On April 23, 1765 we find Conrad Harff married to Anna Reisin with Witnesses as Joh. Balthas. Harff, Johannes Reis & wife Anna Maria, Nicolay Muller, Philip Schlatter. (p.257)
And lastly on page 402 the baptism of Orsula Harf, daughter of Conrad & wife Anna born 8/5/1766 baptised 11/30/1766 sponsors Ursela Harfin (single) & father.
On July 23, 1760 from an unrecorded deed we learn that John Baltus Horf had purchased 122 acres of land from David Roe in Deptford Township, Gloucester County, West Jersey, and for this lot of land he gave the sum of L50. Johannes Harff surely could not have made and saved that much money in six years. Evidently, he brought it with him. Another evidence of probably having money for passage for he and his family were, that we do not find any trace of them being bound out as so many immigrants were on arrival, to pay passage. Here in New Jersey we find Johannes Balthaser Harff putting down roots in Old Gloucester County for his progenitors for the years to come, and for us to write about in l948.
Johannes Harf, the first married, who was undoubtedly a son, we find migrates to Berks County,. Pennsylvania, where he is found at Reading as early as 1767.
From the Acts of the General Assembly of the Province of New Jersey from the Surrender of the Government to Queen Anne of the 17th Day, of April in the year of Our Lord 1702 to the 14th Day of January at Burlington we find that on page 338 of these Acts X George III A.D. 1769 William Franklin, Esquire Governor, Chap. DXIX An Act to Naturalize enabling divers Inhabitants of the Province of New Jersey to hold lands and invest them with Privileges of natural born subjects of said Province.

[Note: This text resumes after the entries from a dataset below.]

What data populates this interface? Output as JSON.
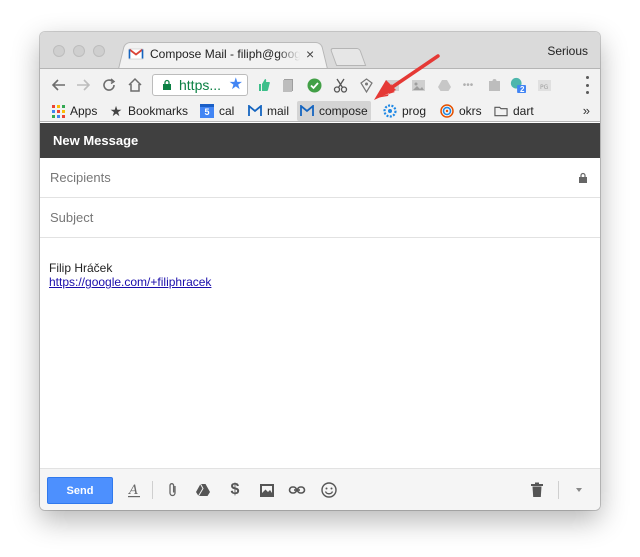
{
  "window": {
    "tab_title": "Compose Mail - filiph@google.com",
    "tab_close": "×",
    "profile_name": "Serious"
  },
  "toolbar": {
    "url_text": "https...",
    "back_icon": "arrow-left-icon",
    "forward_icon": "arrow-right-icon",
    "reload_icon": "reload-icon",
    "home_icon": "home-icon",
    "extensions_count_badge": "2"
  },
  "bookmarks": {
    "items": [
      {
        "label": "Apps",
        "icon": "apps-grid-icon"
      },
      {
        "label": "Bookmarks",
        "icon": "star-icon"
      },
      {
        "label": "cal",
        "icon": "calendar-icon"
      },
      {
        "label": "mail",
        "icon": "gmail-icon"
      },
      {
        "label": "compose",
        "icon": "gmail-icon"
      },
      {
        "label": "prog",
        "icon": "gear-flower-icon"
      },
      {
        "label": "okrs",
        "icon": "target-icon"
      },
      {
        "label": "dart",
        "icon": "folder-icon"
      }
    ],
    "overflow": "»",
    "calendar_day": "5"
  },
  "compose": {
    "header_title": "New Message",
    "recipients_placeholder": "Recipients",
    "subject_placeholder": "Subject",
    "signature_name": "Filip Hráček",
    "signature_link": "https://google.com/+filiphracek",
    "send_label": "Send"
  },
  "colors": {
    "header_bg": "#404040",
    "send_button": "#4d90fe",
    "link": "#1a0dab",
    "url_green": "#0b8043",
    "annotation_arrow": "#e53935"
  }
}
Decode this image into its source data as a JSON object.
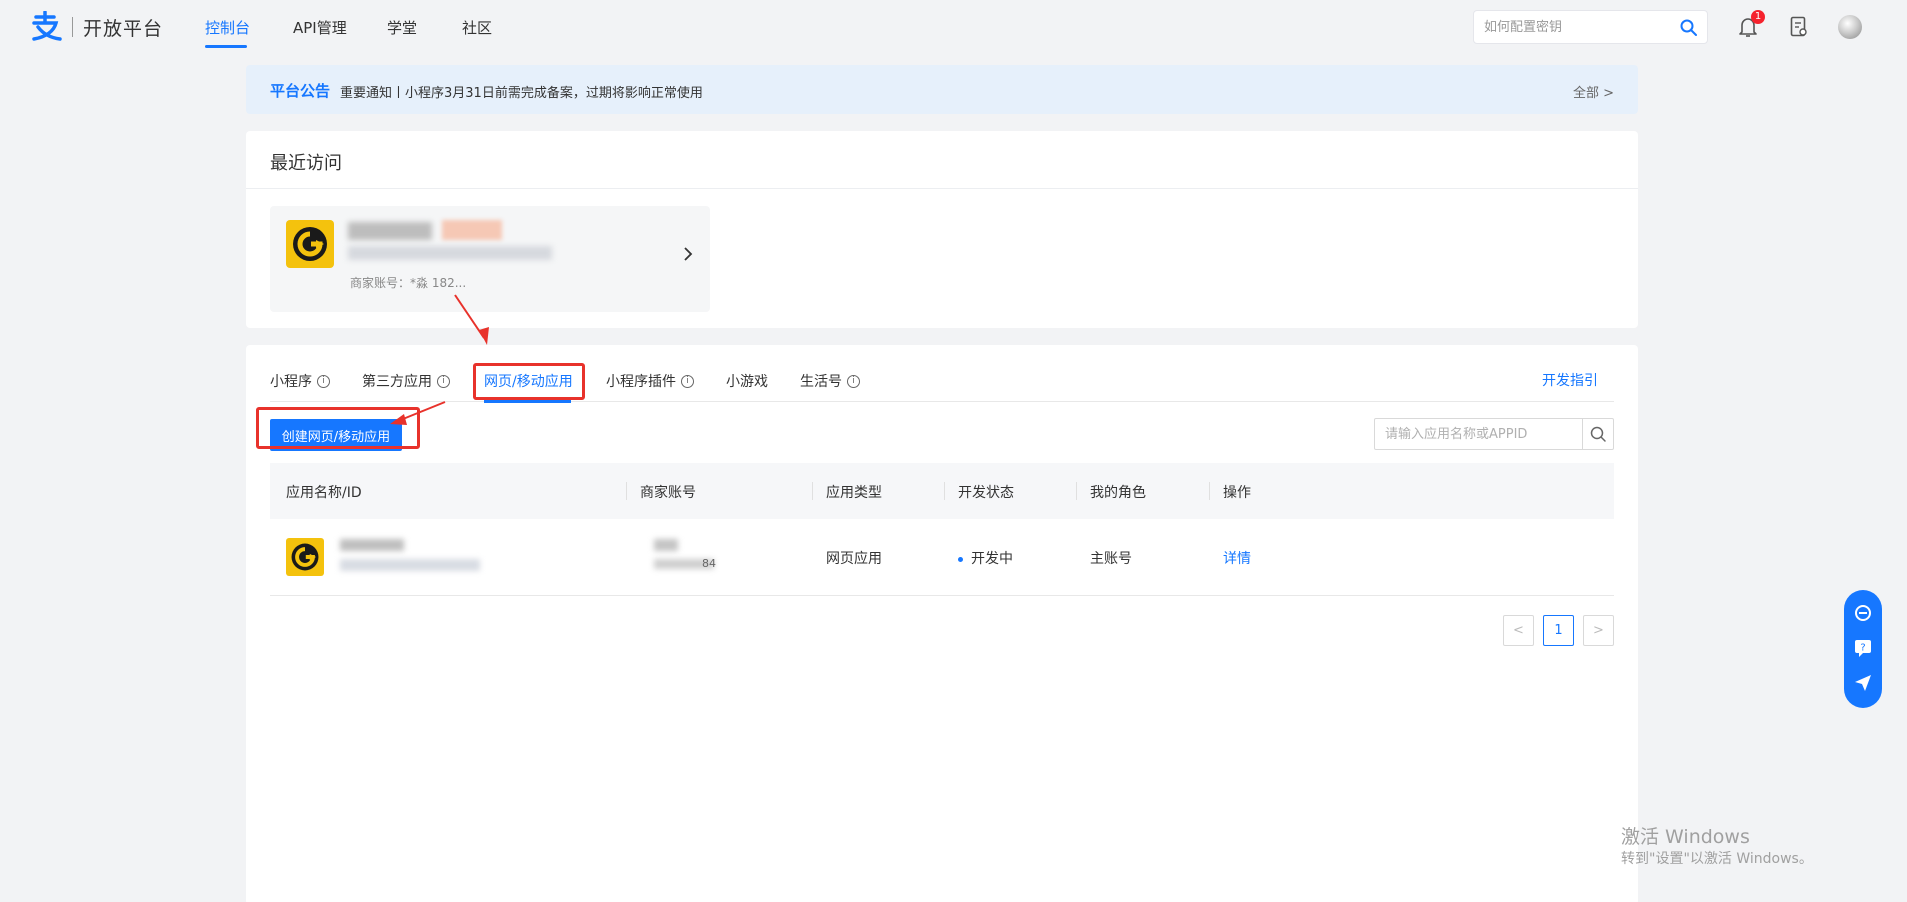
{
  "brand": {
    "name": "开放平台"
  },
  "nav": {
    "items": [
      {
        "label": "控制台"
      },
      {
        "label": "API管理"
      },
      {
        "label": "学堂"
      },
      {
        "label": "社区"
      }
    ],
    "search_placeholder": "如何配置密钥",
    "notification_count": "1"
  },
  "announcement": {
    "tag": "平台公告",
    "message": "重要通知丨小程序3月31日前需完成备案，过期将影响正常使用",
    "all_label": "全部 >"
  },
  "recent": {
    "title": "最近访问",
    "merchant_meta": "商家账号：*淼 182..."
  },
  "tabs": {
    "items": [
      {
        "label": "小程序"
      },
      {
        "label": "第三方应用"
      },
      {
        "label": "网页/移动应用"
      },
      {
        "label": "小程序插件"
      },
      {
        "label": "小游戏"
      },
      {
        "label": "生活号"
      }
    ],
    "active": "网页/移动应用",
    "dev_guide": "开发指引"
  },
  "toolbar": {
    "create_label": "创建网页/移动应用",
    "search_placeholder": "请输入应用名称或APPID"
  },
  "table": {
    "columns": [
      "应用名称/ID",
      "商家账号",
      "应用类型",
      "开发状态",
      "我的角色",
      "操作"
    ],
    "rows": [
      {
        "merchant_tail": "84",
        "type": "网页应用",
        "status": "开发中",
        "role": "主账号",
        "action": "详情"
      }
    ]
  },
  "pagination": {
    "prev": "<",
    "current": "1",
    "next": ">"
  },
  "watermark": {
    "line1": "激活 Windows",
    "line2": "转到\"设置\"以激活 Windows。"
  },
  "colors": {
    "primary": "#1677ff",
    "annotation": "#e8322b",
    "app_logo": "#f4c20d"
  }
}
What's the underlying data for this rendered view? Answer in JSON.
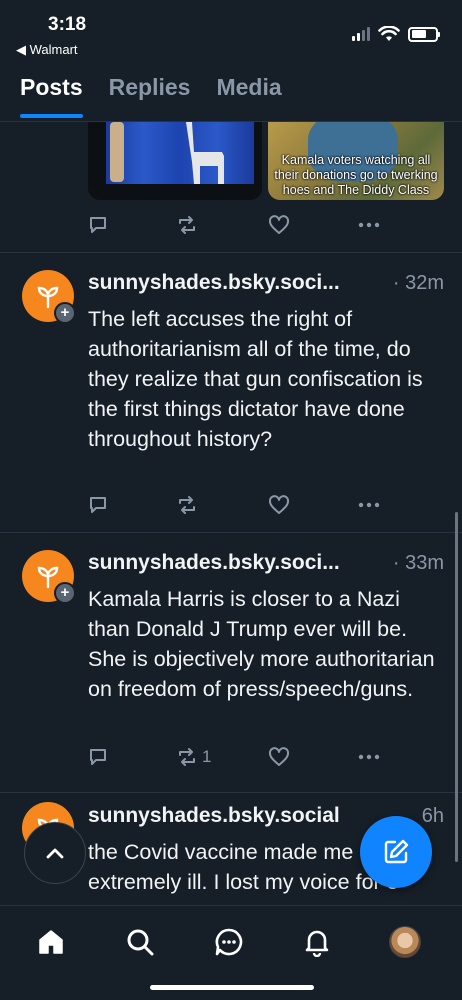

Among those signing this Naturalization Act was the tenth signer in partly German and English script Johannes Balthaser Harff. Thus Johannes Balthaser Harff becomes an English subject.